   Fourth - PLAY  After our prayer time, we would choose a game to play together. The game was chosen by whoever chose the meal for the week. The adults always wanted to play sedentary games where there wasn’t much moving involved, except around the game board. The kids always wanted to play video games or hide and seek. We would play the game for about 30 minutes or an hour. Then the kids had a few minutes to play or read before being tucked into bed with prayers, bedtime stories, and good night kisses.

   The entire Family Fun Night only takes about 2 hours. Assuming you get 8 hours of sleep every night, you would have 16 hours a day to do as you wish. Spread that over 7 days and you have 112 hours every week. When you think about it this way, spending 2 hours a week building up your family and doing something fun together that will have lasting results is really a no brainer!

Thursday, July 2, 2015

The Importance of Reading

When is the last time someone read a story to you? Probably when you were a small child.  I have always loved a good story and ever since my children were small, their bedtime routine consisted of reading them a story (or two) every night before they went to bed.  When they were really little, it would be short stories with few words on the page.  I would read at least 3 of those.  Then, as they got older, I would read longer stories, only reading one or two chapters of the story each night until the story ended. 

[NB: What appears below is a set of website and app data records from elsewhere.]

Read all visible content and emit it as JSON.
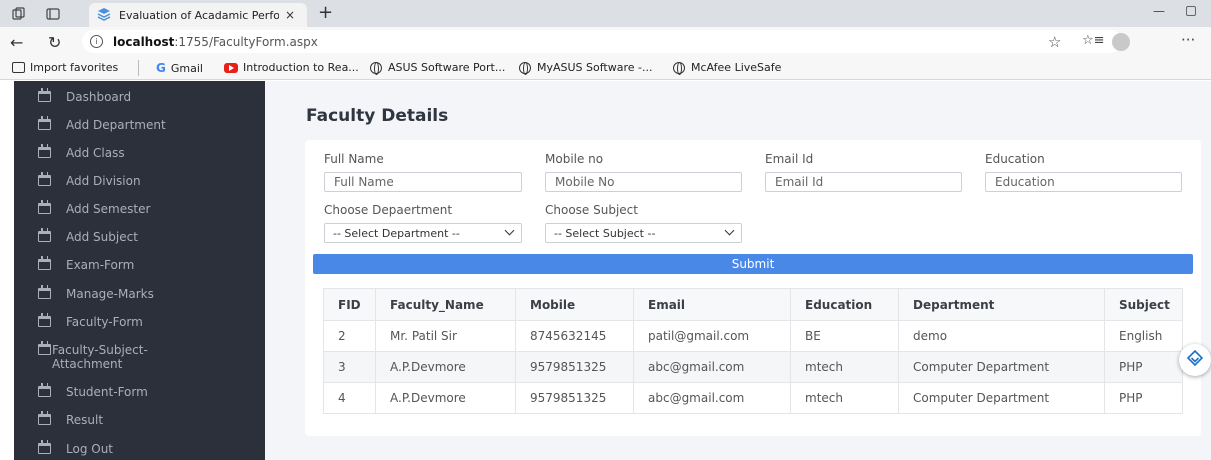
{
  "browser": {
    "tab_title": "Evaluation of Acadamic Performa",
    "tab_close": "×",
    "new_tab": "+",
    "url_host": "localhost",
    "url_path": ":1755/FacultyForm.aspx",
    "bookmarks": [
      {
        "label": "Import favorites",
        "icon": "import-icon"
      },
      {
        "label": "Gmail",
        "icon": "google-icon"
      },
      {
        "label": "Introduction to Rea...",
        "icon": "youtube-icon"
      },
      {
        "label": "ASUS Software Port...",
        "icon": "globe-icon"
      },
      {
        "label": "MyASUS Software -...",
        "icon": "globe-icon"
      },
      {
        "label": "McAfee LiveSafe",
        "icon": "globe-icon"
      }
    ]
  },
  "sidebar": {
    "items": [
      {
        "label": "Dashboard"
      },
      {
        "label": "Add Department"
      },
      {
        "label": "Add Class"
      },
      {
        "label": "Add Division"
      },
      {
        "label": "Add Semester"
      },
      {
        "label": "Add Subject"
      },
      {
        "label": "Exam-Form"
      },
      {
        "label": "Manage-Marks"
      },
      {
        "label": "Faculty-Form"
      },
      {
        "label": "Faculty-Subject-Attachment"
      },
      {
        "label": "Student-Form"
      },
      {
        "label": "Result"
      },
      {
        "label": "Log Out"
      }
    ]
  },
  "page": {
    "title": "Faculty Details"
  },
  "form": {
    "full_name_label": "Full Name",
    "full_name_placeholder": "Full Name",
    "mobile_label": "Mobile no",
    "mobile_placeholder": "Mobile No",
    "email_label": "Email Id",
    "email_placeholder": "Email Id",
    "education_label": "Education",
    "education_placeholder": "Education",
    "department_label": "Choose Depaertment",
    "department_selected": "-- Select Department --",
    "subject_label": "Choose Subject",
    "subject_selected": "-- Select Subject --",
    "submit_label": "Submit"
  },
  "table": {
    "headers": [
      "FID",
      "Faculty_Name",
      "Mobile",
      "Email",
      "Education",
      "Department",
      "Subject"
    ],
    "rows": [
      [
        "2",
        "Mr. Patil Sir",
        "8745632145",
        "patil@gmail.com",
        "BE",
        "demo",
        "English"
      ],
      [
        "3",
        "A.P.Devmore",
        "9579851325",
        "abc@gmail.com",
        "mtech",
        "Computer Department",
        "PHP"
      ],
      [
        "4",
        "A.P.Devmore",
        "9579851325",
        "abc@gmail.com",
        "mtech",
        "Computer Department",
        "PHP"
      ]
    ]
  },
  "colors": {
    "sidebar_bg": "#2b303b",
    "accent": "#4a88e8",
    "main_bg": "#f4f5f8"
  }
}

 (The picture above is of my daughter and me reading a chapter book.)

One time I was reading my daughter a book and the story turned very sad.  I was too choked up to read.  My daughter grabbed the book and said “for goodness sakes, Mom!  I’ll read it!”  So she read it out loud until the sad part was over.  As my daughter grew older, she enjoyed reading out loud, so she took over the role of reading to her younger brother. (See picture below.)

As you can imagine, both of my children grew up to be readers, though my son doesn’t read as much as before since he’s in college now.  My daughter majored in creative writing and she is an amazing writer.  

There are many benefits to being an avid reader. It has been found to increase intelligence, reduce stress, improve writing and speaking skills, increase vocabulary and memory, and many others. Years ago, I worked in a psychiatric hospital in Texas and lead a group on stress management. Their favorite groups were the ones where I would encourage them to get in a comfortable place on the couch or floor and then I would read a children's story to them. They were able to forget their stress as they focused on the lively and uplifting story. This past year, I worked in the school system and counseled children from kindergarten through 12th grade.  Most of them were at or below the poverty level.  Barely any of them read much.  The ones who did were doing better in school. The ones who didn’t were basically failing. They would rather play video games, or watch TV than read. 

It’s tragic that most kids today do not enjoy reading. They rarely ever have a story read to them at home and the books that are assigned in school don’t interest them. If you have kids, take the time to find some interesting stories to read and start reading aloud to them.  There are lots of resources to help you find good read-aloud stories, but author Jim Trelease wrote several that I recommend.  Here is his website:     http://www.trelease-on-reading.com/rah-intro.html

Why not choose one evening a week to turn off the television and have everyone read for an hour?  Reading opens the entire world to a child and can help them in every area of their lives. And who knows? You might just learn something, too!